> **Action item**
Check each line of the entries below for the word "النقاط", and copy the lines that have it.

> **Dataset excerpts**
-- Opening Marker --
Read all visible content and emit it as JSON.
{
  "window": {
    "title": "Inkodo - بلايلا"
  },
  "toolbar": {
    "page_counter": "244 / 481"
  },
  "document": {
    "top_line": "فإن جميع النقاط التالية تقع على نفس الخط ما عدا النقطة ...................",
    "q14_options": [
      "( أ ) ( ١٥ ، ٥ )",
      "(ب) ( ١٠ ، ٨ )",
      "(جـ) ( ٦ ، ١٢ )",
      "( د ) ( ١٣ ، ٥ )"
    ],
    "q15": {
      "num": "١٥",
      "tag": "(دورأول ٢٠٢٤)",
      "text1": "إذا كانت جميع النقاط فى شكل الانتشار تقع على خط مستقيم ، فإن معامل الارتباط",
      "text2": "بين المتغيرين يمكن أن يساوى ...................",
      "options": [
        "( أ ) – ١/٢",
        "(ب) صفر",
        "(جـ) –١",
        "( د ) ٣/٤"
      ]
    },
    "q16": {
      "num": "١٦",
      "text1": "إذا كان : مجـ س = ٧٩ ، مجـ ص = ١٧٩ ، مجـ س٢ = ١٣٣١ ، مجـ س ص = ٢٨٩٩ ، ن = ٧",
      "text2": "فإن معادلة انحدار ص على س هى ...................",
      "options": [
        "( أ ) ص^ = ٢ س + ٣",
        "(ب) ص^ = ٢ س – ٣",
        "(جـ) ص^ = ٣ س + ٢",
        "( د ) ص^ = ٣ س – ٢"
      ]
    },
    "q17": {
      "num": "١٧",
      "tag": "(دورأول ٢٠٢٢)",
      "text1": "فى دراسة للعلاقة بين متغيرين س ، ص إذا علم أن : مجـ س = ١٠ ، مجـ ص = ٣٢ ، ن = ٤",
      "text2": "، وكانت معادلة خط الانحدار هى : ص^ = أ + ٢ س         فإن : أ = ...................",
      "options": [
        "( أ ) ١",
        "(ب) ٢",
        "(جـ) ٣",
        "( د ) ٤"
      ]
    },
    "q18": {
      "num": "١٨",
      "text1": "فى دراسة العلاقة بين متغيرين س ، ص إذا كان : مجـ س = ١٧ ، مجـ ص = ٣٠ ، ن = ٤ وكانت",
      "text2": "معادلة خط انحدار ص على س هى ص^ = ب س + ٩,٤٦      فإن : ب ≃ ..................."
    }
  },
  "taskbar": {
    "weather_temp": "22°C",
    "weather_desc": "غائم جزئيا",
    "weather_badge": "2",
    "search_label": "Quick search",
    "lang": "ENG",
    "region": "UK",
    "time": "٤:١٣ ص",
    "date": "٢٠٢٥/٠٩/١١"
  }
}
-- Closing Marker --
> **Your response**
    "top_line": "فإن جميع النقاط التالية تقع على نفس الخط ما عدا النقطة ...................",
      "text1": "إذا كانت جميع النقاط فى شكل الانتشار تقع على خط مستقيم ، فإن معامل الارتباط",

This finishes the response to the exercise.